How to Do a Testicular Self-Exam
Health conditions like cysts, infections, and cancer can affect the testicles. Consequently, regular testicular self-exams are critical.
Why Testicular Self-Exams Are So ImportantConditions like testicular cancer are more treatable when detected early. Doctors check the testicles for abnormalities during regular physical exams. However, because those visits may only occur annually, doing your own testicular exams can help you detect small changes before they become major health concerns.
How to Perform a Testicular Self-Exams
No special preparation is required before doing a testicular self-exam. You may find it helpful to do your assessment after a warm shower or bath when the scrotum is more relaxed.
Here’s how to do a testicular self-exam:
- Stand in front of a mirror.
- Examine the skin of the scrotum.
- Examine each testicle individually, using both hands' index and middle fingers of both hands below it and thumbs on top.
- Gently roll the testicle, feeling for abnormalities.
Be aware that you’ll feel a soft cord (called the epididymis) attached to each testicle. That’s normal. So is a slight difference in size between the two testicles, or one hanging lower than the other. In addition, it’s common to have things like small ingrown hairs and rash bumps on the scrotum.

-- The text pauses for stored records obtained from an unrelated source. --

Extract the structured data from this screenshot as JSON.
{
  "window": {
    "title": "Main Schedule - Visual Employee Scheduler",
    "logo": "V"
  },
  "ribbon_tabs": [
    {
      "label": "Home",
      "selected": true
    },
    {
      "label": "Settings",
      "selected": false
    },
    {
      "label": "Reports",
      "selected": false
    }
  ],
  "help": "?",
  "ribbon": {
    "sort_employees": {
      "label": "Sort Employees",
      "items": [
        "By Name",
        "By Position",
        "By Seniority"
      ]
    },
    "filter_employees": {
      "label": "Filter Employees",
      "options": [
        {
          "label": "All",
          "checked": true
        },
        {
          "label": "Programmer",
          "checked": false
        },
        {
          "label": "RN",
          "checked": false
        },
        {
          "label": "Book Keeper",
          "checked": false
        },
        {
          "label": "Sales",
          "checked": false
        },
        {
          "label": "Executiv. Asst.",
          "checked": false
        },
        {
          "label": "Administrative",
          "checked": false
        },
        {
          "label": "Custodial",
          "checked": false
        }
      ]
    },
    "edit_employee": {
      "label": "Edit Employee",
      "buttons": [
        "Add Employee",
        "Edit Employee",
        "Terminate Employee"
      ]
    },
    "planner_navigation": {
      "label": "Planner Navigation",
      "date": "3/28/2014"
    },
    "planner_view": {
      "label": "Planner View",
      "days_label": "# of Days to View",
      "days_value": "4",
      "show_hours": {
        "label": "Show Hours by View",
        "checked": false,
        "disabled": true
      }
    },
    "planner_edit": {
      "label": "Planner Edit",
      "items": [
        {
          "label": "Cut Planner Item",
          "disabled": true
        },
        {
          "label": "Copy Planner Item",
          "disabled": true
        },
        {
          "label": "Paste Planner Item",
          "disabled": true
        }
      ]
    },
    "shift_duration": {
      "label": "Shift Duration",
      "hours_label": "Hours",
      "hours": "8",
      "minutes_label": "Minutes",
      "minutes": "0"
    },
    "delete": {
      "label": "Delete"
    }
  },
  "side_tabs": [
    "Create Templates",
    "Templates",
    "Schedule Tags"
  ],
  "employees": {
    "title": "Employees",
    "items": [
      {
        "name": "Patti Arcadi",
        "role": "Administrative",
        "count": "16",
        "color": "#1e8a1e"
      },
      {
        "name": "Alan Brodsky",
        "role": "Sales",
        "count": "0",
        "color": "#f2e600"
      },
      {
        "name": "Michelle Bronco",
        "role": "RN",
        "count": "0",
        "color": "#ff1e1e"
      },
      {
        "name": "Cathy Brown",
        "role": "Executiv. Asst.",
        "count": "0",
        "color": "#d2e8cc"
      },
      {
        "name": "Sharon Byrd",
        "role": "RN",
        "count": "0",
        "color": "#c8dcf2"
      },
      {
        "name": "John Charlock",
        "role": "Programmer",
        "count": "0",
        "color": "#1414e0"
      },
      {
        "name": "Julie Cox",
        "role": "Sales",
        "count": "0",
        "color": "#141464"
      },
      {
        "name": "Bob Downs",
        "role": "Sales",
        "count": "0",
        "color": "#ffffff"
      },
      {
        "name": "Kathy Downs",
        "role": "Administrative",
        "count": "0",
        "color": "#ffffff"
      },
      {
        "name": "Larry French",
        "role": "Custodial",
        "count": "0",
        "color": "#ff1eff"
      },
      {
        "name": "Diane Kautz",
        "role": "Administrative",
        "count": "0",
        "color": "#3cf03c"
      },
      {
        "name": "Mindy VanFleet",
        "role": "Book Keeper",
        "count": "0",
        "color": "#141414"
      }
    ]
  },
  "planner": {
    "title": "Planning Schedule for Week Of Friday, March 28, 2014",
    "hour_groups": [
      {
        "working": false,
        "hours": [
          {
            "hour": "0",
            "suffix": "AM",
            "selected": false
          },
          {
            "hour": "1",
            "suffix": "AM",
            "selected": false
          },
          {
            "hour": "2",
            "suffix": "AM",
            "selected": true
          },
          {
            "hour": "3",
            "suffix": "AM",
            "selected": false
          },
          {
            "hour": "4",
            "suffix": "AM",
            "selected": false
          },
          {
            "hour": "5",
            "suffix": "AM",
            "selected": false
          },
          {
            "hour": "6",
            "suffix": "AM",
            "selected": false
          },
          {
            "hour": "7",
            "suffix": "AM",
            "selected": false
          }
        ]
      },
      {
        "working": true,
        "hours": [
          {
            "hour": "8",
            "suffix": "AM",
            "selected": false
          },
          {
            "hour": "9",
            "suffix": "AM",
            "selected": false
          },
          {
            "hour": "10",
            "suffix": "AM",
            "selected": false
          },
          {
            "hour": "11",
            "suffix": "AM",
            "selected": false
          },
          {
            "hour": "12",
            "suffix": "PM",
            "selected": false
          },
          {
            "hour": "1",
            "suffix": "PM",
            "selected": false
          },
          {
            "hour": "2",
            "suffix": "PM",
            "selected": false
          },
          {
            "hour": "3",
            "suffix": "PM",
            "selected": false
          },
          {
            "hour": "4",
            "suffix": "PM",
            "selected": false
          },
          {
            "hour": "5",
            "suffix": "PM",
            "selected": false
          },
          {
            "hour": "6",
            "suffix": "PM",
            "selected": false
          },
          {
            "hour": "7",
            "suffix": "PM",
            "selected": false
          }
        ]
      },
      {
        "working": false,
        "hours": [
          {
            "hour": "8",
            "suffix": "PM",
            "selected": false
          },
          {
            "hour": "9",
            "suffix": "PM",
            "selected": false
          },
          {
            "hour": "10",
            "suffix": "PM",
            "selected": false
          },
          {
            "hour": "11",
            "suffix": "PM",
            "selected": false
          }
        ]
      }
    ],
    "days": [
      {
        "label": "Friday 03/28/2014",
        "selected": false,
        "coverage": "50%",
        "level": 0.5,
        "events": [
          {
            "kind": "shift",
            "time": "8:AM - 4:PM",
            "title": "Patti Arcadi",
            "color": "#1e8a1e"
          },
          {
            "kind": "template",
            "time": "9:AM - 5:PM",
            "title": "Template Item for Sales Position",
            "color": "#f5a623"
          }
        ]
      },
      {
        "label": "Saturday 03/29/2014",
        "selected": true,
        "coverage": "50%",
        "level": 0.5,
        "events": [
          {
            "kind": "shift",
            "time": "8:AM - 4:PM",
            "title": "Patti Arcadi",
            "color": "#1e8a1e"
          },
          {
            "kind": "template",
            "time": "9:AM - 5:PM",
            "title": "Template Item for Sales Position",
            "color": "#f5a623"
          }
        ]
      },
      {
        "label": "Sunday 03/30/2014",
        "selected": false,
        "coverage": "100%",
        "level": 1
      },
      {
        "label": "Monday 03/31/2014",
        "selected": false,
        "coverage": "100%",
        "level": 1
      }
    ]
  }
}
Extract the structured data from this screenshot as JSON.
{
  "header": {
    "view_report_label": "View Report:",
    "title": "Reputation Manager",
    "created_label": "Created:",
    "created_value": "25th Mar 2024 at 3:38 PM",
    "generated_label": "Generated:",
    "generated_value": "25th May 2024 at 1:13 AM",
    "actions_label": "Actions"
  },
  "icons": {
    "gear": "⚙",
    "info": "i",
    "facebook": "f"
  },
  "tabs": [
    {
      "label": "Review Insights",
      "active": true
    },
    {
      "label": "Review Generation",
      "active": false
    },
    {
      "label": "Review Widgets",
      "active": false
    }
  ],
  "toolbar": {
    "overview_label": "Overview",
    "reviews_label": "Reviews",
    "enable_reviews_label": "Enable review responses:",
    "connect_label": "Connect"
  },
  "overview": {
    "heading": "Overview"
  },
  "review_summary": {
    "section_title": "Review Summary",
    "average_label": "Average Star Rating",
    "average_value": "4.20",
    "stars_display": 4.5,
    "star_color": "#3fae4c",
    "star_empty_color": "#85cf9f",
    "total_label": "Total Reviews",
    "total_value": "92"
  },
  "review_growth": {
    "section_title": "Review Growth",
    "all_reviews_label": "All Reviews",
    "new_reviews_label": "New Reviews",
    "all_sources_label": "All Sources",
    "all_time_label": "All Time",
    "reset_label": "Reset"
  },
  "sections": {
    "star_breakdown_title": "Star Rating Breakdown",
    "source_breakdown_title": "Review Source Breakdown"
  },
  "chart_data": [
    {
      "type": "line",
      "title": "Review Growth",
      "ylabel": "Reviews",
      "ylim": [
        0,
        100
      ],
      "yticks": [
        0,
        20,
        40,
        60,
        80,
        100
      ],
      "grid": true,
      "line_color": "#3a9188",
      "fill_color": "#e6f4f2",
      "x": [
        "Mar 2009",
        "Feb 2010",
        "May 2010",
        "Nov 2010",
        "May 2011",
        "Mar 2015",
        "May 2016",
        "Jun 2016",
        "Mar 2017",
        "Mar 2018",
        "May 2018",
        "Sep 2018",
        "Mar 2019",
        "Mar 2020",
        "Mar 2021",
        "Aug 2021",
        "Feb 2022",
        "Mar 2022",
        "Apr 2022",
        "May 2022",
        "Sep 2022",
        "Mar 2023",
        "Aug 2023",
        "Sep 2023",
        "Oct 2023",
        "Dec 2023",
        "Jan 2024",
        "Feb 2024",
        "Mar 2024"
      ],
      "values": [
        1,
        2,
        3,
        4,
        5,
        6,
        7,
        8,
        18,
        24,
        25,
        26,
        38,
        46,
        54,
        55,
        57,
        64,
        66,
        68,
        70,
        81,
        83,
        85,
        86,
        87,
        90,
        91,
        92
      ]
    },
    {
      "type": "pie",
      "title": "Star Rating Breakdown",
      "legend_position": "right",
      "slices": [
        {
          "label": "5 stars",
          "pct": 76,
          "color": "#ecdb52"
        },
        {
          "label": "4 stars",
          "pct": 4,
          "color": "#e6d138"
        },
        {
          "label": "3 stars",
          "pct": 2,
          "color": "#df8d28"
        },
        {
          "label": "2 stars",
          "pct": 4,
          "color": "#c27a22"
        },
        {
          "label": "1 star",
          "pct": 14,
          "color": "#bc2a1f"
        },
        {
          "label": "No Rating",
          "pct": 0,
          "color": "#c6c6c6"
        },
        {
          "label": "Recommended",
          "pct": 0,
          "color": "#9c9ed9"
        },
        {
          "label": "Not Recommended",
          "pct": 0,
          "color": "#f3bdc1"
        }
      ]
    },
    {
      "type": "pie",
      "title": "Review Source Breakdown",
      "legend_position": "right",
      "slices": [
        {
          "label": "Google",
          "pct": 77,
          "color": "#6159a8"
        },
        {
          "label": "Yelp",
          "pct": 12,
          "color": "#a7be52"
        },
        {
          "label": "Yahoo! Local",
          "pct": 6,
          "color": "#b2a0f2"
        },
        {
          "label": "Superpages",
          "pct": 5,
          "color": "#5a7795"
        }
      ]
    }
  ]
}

What to Look for During a Testicular Self-Exam
Knowing how to check yourself for testicular cancer and other issues is essential. When performing a testicular self-exam, you should note issues like:
- Bumps or lumps
- Pain or soreness
Some problems may be immediately noticeable, while others are changes that only become apparent as you consider the results of the latest self-exam compared to prior ones.
When and How Often to Do a Testicular Self-ExamBoys should start doing self-exams in their teens. You should perform the exam each month. It takes just a few minutes, and catching a problem early can improve your treatment outcome.
You may want to set calendar reminders about self-exams until doing them on the first day of the month, for example, becomes a habit.
What to Do if You Find an AbnormalityIf you notice an abnormality in a testicular self-exam, you should make an appointment to see your doctor for a testicular exam as soon as possible. If you’re wondering how to book a testicular exam, simply contact your provider and tell them you noticed something unusual when doing a self-exam.
Many issues besides cancer can cause changes in the testicles and scrotum, including non-cancerous cysts, infections, abnormally dilated blood vessels, and injuries. Your doctor can diagnose the issue and determine how to treat it if necessary.
Learn About Urology Care at Baptist HealthProblems affecting the testicles range from minor issues requiring no treatment to cancer. You can protect your health and increase your peace of mind by doing regular testicular self-examinations monthly and contacting your doctor if abnormalities are detected.
They can perform an exam and diagnose the issue. They may also refer you to a urologist—a doctor who specializes in this area.
Learn about our urology care services today.